Dataset rows describing interfaces:

____________

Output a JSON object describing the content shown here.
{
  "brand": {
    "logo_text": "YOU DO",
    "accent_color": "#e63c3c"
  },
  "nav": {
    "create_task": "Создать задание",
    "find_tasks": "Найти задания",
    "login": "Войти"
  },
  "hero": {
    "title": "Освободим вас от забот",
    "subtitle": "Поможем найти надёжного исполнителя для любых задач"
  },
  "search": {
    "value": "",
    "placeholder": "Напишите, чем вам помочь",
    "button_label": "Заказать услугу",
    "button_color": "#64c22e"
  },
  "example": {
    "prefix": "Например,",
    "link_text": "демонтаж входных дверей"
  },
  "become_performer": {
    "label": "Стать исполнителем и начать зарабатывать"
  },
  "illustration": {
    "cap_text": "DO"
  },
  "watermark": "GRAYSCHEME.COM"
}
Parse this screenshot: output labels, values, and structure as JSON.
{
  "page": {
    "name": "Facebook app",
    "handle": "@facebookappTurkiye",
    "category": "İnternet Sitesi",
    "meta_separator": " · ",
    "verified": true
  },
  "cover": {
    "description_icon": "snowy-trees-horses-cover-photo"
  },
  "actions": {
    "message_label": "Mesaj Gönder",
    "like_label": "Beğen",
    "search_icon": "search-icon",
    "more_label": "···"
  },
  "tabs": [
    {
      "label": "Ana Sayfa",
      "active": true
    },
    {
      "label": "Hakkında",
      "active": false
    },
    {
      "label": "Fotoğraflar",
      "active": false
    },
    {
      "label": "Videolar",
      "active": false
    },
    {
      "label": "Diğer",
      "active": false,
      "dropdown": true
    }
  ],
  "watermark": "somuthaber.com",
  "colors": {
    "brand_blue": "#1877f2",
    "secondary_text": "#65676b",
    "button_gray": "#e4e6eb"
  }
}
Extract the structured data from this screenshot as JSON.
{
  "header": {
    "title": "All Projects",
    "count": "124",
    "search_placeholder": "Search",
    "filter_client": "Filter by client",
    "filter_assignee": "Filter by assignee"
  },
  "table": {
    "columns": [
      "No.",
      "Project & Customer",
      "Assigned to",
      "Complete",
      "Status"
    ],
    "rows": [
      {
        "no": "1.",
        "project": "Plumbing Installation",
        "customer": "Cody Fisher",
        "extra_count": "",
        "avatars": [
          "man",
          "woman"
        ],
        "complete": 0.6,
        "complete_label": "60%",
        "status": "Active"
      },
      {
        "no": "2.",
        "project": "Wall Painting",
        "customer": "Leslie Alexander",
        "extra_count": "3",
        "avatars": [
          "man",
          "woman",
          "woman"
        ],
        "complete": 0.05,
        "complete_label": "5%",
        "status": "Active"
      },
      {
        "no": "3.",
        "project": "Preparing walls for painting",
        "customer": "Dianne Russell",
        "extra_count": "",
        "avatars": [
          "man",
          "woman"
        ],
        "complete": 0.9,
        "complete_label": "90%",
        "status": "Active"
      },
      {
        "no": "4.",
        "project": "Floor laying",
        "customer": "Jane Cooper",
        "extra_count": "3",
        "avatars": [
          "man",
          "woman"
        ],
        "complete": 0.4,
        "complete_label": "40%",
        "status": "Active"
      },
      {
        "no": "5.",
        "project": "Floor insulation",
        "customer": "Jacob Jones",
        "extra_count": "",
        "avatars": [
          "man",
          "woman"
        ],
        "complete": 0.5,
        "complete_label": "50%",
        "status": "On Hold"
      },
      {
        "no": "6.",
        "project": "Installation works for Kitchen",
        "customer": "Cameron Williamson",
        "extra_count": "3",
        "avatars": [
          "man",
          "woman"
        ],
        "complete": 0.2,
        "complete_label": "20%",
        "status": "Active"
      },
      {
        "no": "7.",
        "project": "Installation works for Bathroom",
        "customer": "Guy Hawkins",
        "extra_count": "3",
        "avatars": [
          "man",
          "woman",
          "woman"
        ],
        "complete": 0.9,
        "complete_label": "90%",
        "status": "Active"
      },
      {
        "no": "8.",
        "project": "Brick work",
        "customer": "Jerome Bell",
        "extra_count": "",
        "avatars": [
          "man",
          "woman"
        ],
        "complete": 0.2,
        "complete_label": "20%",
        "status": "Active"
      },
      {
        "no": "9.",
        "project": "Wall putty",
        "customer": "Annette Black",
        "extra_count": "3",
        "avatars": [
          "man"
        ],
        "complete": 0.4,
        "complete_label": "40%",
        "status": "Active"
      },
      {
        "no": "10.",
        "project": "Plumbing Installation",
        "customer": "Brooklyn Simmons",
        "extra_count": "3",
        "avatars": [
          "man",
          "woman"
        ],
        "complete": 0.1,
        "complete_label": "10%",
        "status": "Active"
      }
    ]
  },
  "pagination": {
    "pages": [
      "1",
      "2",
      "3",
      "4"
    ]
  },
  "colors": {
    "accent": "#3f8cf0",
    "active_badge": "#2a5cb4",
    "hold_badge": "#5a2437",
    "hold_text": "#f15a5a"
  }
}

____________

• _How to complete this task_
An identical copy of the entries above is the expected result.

• _Answer area_
Output a JSON object describing the content shown here.
{
  "brand": {
    "logo_text": "YOU DO",
    "accent_color": "#e63c3c"
  },
  "nav": {
    "create_task": "Создать задание",
    "find_tasks": "Найти задания",
    "login": "Войти"
  },
  "hero": {
    "title": "Освободим вас от забот",
    "subtitle": "Поможем найти надёжного исполнителя для любых задач"
  },
  "search": {
    "value": "",
    "placeholder": "Напишите, чем вам помочь",
    "button_label": "Заказать услугу",
    "button_color": "#64c22e"
  },
  "example": {
    "prefix": "Например,",
    "link_text": "демонтаж входных дверей"
  },
  "become_performer": {
    "label": "Стать исполнителем и начать зарабатывать"
  },
  "illustration": {
    "cap_text": "DO"
  },
  "watermark": "GRAYSCHEME.COM"
}
Parse this screenshot: output labels, values, and structure as JSON.
{
  "page": {
    "name": "Facebook app",
    "handle": "@facebookappTurkiye",
    "category": "İnternet Sitesi",
    "meta_separator": " · ",
    "verified": true
  },
  "cover": {
    "description_icon": "snowy-trees-horses-cover-photo"
  },
  "actions": {
    "message_label": "Mesaj Gönder",
    "like_label": "Beğen",
    "search_icon": "search-icon",
    "more_label": "···"
  },
  "tabs": [
    {
      "label": "Ana Sayfa",
      "active": true
    },
    {
      "label": "Hakkında",
      "active": false
    },
    {
      "label": "Fotoğraflar",
      "active": false
    },
    {
      "label": "Videolar",
      "active": false
    },
    {
      "label": "Diğer",
      "active": false,
      "dropdown": true
    }
  ],
  "watermark": "somuthaber.com",
  "colors": {
    "brand_blue": "#1877f2",
    "secondary_text": "#65676b",
    "button_gray": "#e4e6eb"
  }
}
Extract the structured data from this screenshot as JSON.
{
  "header": {
    "title": "All Projects",
    "count": "124",
    "search_placeholder": "Search",
    "filter_client": "Filter by client",
    "filter_assignee": "Filter by assignee"
  },
  "table": {
    "columns": [
      "No.",
      "Project & Customer",
      "Assigned to",
      "Complete",
      "Status"
    ],
    "rows": [
      {
        "no": "1.",
        "project": "Plumbing Installation",
        "customer": "Cody Fisher",
        "extra_count": "",
        "avatars": [
          "man",
          "woman"
        ],
        "complete": 0.6,
        "complete_label": "60%",
        "status": "Active"
      },
      {
        "no": "2.",
        "project": "Wall Painting",
        "customer": "Leslie Alexander",
        "extra_count": "3",
        "avatars": [
          "man",
          "woman",
          "woman"
        ],
        "complete": 0.05,
        "complete_label": "5%",
        "status": "Active"
      },
      {
        "no": "3.",
        "project": "Preparing walls for painting",
        "customer": "Dianne Russell",
        "extra_count": "",
        "avatars": [
          "man",
          "woman"
        ],
        "complete": 0.9,
        "complete_label": "90%",
        "status": "Active"
      },
      {
        "no": "4.",
        "project": "Floor laying",
        "customer": "Jane Cooper",
        "extra_count": "3",
        "avatars": [
          "man",
          "woman"
        ],
        "complete": 0.4,
        "complete_label": "40%",
        "status": "Active"
      },
      {
        "no": "5.",
        "project": "Floor insulation",
        "customer": "Jacob Jones",
        "extra_count": "",
        "avatars": [
          "man",
          "woman"
        ],
        "complete": 0.5,
        "complete_label": "50%",
        "status": "On Hold"
      },
      {
        "no": "6.",
        "project": "Installation works for Kitchen",
        "customer": "Cameron Williamson",
        "extra_count": "3",
        "avatars": [
          "man",
          "woman"
        ],
        "complete": 0.2,
        "complete_label": "20%",
        "status": "Active"
      },
      {
        "no": "7.",
        "project": "Installation works for Bathroom",
        "customer": "Guy Hawkins",
        "extra_count": "3",
        "avatars": [
          "man",
          "woman",
          "woman"
        ],
        "complete": 0.9,
        "complete_label": "90%",
        "status": "Active"
      },
      {
        "no": "8.",
        "project": "Brick work",
        "customer": "Jerome Bell",
        "extra_count": "",
        "avatars": [
          "man",
          "woman"
        ],
        "complete": 0.2,
        "complete_label": "20%",
        "status": "Active"
      },
      {
        "no": "9.",
        "project": "Wall putty",
        "customer": "Annette Black",
        "extra_count": "3",
        "avatars": [
          "man"
        ],
        "complete": 0.4,
        "complete_label": "40%",
        "status": "Active"
      },
      {
        "no": "10.",
        "project": "Plumbing Installation",
        "customer": "Brooklyn Simmons",
        "extra_count": "3",
        "avatars": [
          "man",
          "woman"
        ],
        "complete": 0.1,
        "complete_label": "10%",
        "status": "Active"
      }
    ]
  },
  "pagination": {
    "pages": [
      "1",
      "2",
      "3",
      "4"
    ]
  },
  "colors": {
    "accent": "#3f8cf0",
    "active_badge": "#2a5cb4",
    "hold_badge": "#5a2437",
    "hold_text": "#f15a5a"
  }
}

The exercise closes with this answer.